Payday loan providers won’t have to confirm whether individuals arriving to obtain short-term, high-interest loans could be in a position to spend them straight right right back, the customer Financial Protection Bureau stated this week.
The brand new guideline reverses one written beneath the national government that could have needed loan providers to consider someoneвЂ™s income and other month-to-month payments вЂ” like rent, kid help or pupil financial obligation вЂ” before going for that loan. It absolutely was meant to protect borrowers from getting caught in a period of financial obligation. The payday financing industry lobbied difficult against those laws, and beneath the Trump management they never ever went into impact. Now, the CFPB has officially rolled them right straight back.
About 12 million Americans take down payday advances each year, mostly to pay for necessities like lease or resources. Folks of color, solitary parents and low-income individuals are probably to count on most of these loans, which could have interest levels of well over 400%.
вЂњAny kind of loosening of legislation with this pandemic, particularly surrounding this COVID-19 crisis, is simply actually, very hard to ingest, understanding that individuals are struggling financially,вЂќ said Charla Rios, a researcher in the Center for Responsible Lending. вЂњIt feels as though this guideline has variety of exposed the door for items to become a whole lot worse for a number of customers.вЂќ

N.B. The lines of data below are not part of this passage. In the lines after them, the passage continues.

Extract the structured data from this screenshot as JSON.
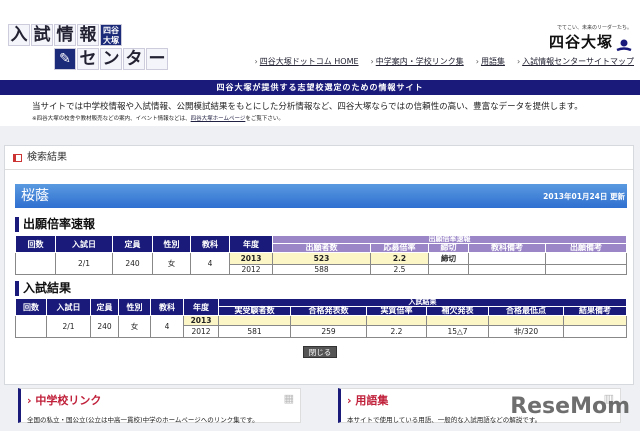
{
  "logo": {
    "chars": [
      "入",
      "試",
      "情",
      "報"
    ],
    "badge": "四谷大塚",
    "chars2": [
      "セ",
      "ン",
      "タ",
      "ー"
    ]
  },
  "brand": {
    "tagline": "でてこい、未来のリーダーたち。",
    "name": "四谷大塚"
  },
  "nav": [
    "四谷大塚ドットコム HOME",
    "中学案内・学校リンク集",
    "用語集",
    "入試情報センターサイトマップ"
  ],
  "banner": "四谷大塚が提供する志望校選定のための情報サイト",
  "intro": "当サイトでは中学校情報や入試情報、公開模試結果をもとにした分析情報など、四谷大塚ならではの信頼性の高い、豊富なデータを提供します。",
  "note": {
    "pre": "※四谷大塚の校舎や教材販売などの案内、イベント情報などは、",
    "link": "四谷大塚ホームページ",
    "post": "をご覧下さい。"
  },
  "panel": {
    "title": "検索結果",
    "school": "桜蔭",
    "updated": "2013年01月24日 更新"
  },
  "t1": {
    "title": "出願倍率速報",
    "headers": [
      "回数",
      "入試日",
      "定員",
      "性別",
      "教科",
      "年度"
    ],
    "group": "出願倍率速報",
    "sub": [
      "出願者数",
      "応募倍率",
      "締切",
      "教科備考",
      "出願備考"
    ],
    "common": [
      "",
      "2/1",
      "240",
      "女",
      "4"
    ],
    "rows": [
      [
        "2013",
        "523",
        "2.2",
        "締切",
        "",
        ""
      ],
      [
        "2012",
        "588",
        "2.5",
        "",
        "",
        ""
      ]
    ]
  },
  "t2": {
    "title": "入試結果",
    "headers": [
      "回数",
      "入試日",
      "定員",
      "性別",
      "教科",
      "年度"
    ],
    "group": "入試結果",
    "sub": [
      "実受験者数",
      "合格発表数",
      "実質倍率",
      "補欠発表",
      "合格最低点",
      "結果備考"
    ],
    "common": [
      "",
      "2/1",
      "240",
      "女",
      "4"
    ],
    "rows": [
      [
        "2013",
        "",
        "",
        "",
        "",
        "",
        ""
      ],
      [
        "2012",
        "581",
        "259",
        "2.2",
        "15△7",
        "非/320",
        ""
      ]
    ]
  },
  "close": "閉じる",
  "boxes": [
    {
      "title": "中学校リンク",
      "desc": "全国の私立・国公立(公立は中高一貫校)中学のホームページへのリンク集です。"
    },
    {
      "title": "用語集",
      "desc": "本サイトで使用している用語、一般的な入試用語などの解説です。"
    }
  ],
  "watermark": "ReseMom"
}
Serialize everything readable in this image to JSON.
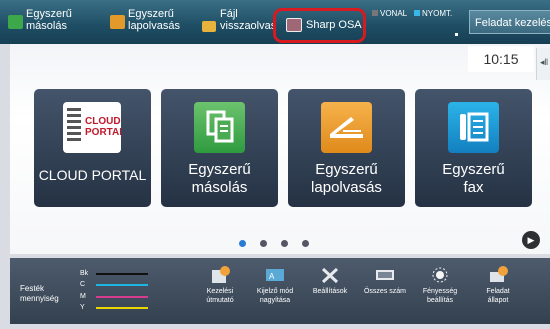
{
  "topbar": {
    "items": [
      {
        "label": "Egyszerű\nmásolás",
        "icon": "simple-copy-icon"
      },
      {
        "label": "Egyszerű\nlapolvasás",
        "icon": "simple-scan-icon"
      },
      {
        "label": "Fájl\nvisszaolvas",
        "icon": "file-retrieve-icon"
      },
      {
        "label": "Sharp OSA",
        "icon": "sharp-osa-icon"
      }
    ],
    "status_line": "VONAL",
    "status_print": "NYOMT.",
    "job_button": "Feladat kezelés",
    "highlight_color": "#d71920"
  },
  "clock": "10:15",
  "tiles": [
    {
      "label": "CLOUD PORTAL",
      "logo_text": "CLOUD\nPORTAL"
    },
    {
      "label": "Egyszerű\nmásolás"
    },
    {
      "label": "Egyszerű\nlapolvasás"
    },
    {
      "label": "Egyszerű\nfax"
    }
  ],
  "pagination": {
    "pages": 4,
    "current": 1
  },
  "toner": {
    "label": "Festék\nmennyiség",
    "rows": [
      {
        "name": "Bk",
        "color": "#111111"
      },
      {
        "name": "C",
        "color": "#1eb6e0"
      },
      {
        "name": "M",
        "color": "#d63b8e"
      },
      {
        "name": "Y",
        "color": "#e8d400"
      }
    ]
  },
  "bottombar": {
    "items": [
      {
        "label": "Kezelési\nútmutató"
      },
      {
        "label": "Kijelző mód\nnagyítása"
      },
      {
        "label": "Beállítások"
      },
      {
        "label": "Összes szám"
      },
      {
        "label": "Fényesség\nbeállítás"
      },
      {
        "label": "Feladat\nállapot"
      }
    ]
  }
}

A lot more than 80percent of people that take out a quick payday loan arenвЂ™t able to repay it within fourteen days, and find yourself being forced to simply simply take away another loan, in line with the CFPBвЂ™s very very very own research.
Previous CFPB director Richard Cordray, whom led the push to modify pay day loans, stated that the target would be to place вЂњa end to the payday financial obligation traps that have actually plagued communities throughout the nation.вЂќ

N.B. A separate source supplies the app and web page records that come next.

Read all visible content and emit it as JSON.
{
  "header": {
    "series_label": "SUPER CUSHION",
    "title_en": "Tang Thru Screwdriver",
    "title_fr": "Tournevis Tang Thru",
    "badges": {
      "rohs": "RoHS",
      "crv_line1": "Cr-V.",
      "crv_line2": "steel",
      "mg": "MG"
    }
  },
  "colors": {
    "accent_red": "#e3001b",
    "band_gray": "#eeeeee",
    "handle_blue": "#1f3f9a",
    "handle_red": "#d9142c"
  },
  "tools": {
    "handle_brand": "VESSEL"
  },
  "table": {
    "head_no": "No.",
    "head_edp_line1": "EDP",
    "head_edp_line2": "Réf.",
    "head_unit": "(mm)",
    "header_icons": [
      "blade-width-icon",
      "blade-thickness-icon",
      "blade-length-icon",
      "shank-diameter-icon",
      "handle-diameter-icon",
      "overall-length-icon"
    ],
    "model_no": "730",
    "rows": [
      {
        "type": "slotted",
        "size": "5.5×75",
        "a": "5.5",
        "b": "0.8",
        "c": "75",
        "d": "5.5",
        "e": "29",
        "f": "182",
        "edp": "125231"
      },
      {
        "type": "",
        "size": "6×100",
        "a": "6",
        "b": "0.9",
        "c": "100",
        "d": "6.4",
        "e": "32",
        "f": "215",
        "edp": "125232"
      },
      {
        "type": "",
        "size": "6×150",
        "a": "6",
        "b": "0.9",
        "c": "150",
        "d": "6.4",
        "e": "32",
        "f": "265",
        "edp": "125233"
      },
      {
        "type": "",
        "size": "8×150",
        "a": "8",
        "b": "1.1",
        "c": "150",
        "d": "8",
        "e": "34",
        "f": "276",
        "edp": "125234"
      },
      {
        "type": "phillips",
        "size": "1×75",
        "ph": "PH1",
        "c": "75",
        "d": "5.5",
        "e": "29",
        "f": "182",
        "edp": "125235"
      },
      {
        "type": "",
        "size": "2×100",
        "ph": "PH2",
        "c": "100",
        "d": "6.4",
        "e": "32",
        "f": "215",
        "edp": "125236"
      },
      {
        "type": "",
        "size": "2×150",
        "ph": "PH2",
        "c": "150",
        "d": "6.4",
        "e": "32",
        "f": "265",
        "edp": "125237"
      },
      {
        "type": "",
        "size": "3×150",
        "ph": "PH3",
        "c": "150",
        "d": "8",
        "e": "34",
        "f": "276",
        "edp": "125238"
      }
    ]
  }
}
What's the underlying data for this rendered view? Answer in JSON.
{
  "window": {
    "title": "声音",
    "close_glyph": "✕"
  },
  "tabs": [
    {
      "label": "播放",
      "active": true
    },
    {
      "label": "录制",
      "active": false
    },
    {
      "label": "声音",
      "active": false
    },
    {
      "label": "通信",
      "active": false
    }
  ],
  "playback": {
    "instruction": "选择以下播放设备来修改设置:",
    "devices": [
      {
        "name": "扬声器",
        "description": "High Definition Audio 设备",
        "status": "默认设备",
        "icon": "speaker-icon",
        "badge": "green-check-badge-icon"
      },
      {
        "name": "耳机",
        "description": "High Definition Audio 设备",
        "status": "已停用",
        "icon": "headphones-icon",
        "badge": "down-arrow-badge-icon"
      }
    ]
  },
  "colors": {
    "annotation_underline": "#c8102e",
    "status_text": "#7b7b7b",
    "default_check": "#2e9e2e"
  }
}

However the present manager of this CFPB, Kathleen Kraninger, said that rolling straight straight right back the laws would вЂњensure that customers get access to credit from an aggressive market.вЂќ
The payday financing industry team Community Financial solutions Association of America, which lobbied from the 2017 guideline, said one thing comparable in a written declaration: вЂњThe CFPBвЂ™s choice to issue a revised last guideline will gain an incredible number of US customers. The CFPBвЂ™s action will make sure that important credit continues to move to communities and customers throughout the nation.вЂќ
Some short-term loans вЂњcan work with a customer, if it is produced in a fashion that means that they’ve the capacity to repay, it does not make their economic outlook worse,вЂќ said Rob Levy associated with the Financial wellness Network.
Needing loan providers to ascertain whether or perhaps not a debtor will probably have the way to pay the mortgage straight right back whenever it comes due, he said, вЂњis a fairly minimum to make sure that item does not just make someone worse off than they certainly were prior to.вЂќ
Now, it’s as much as each state to determine whether and just how to modify payday loan providers. Thirty two states currently allow payday advances. One other carolina fast auto and payday loans 18 states as well as the District of Columbia either entirely ban them, or have actually capped interest levels.
вЂњThe situation than they borrowed,вЂќ said Lisa Servon, a teacher in the University of Pennsylvania and composer of вЂњThe Unbanking of America. you want to prevent is individuals who are getting into over their mind and starting this period for which theyвЂ™re taking right out that loan, maybe not paying it back once again, having to pay the cost once more when it comes to second loan, and time and time again, until theyвЂ™re trying to repay way moreвЂќ
The guideline the CFPB rolled right right back this week вЂњwould have helped avoid that from happening with an increase of individuals.вЂќ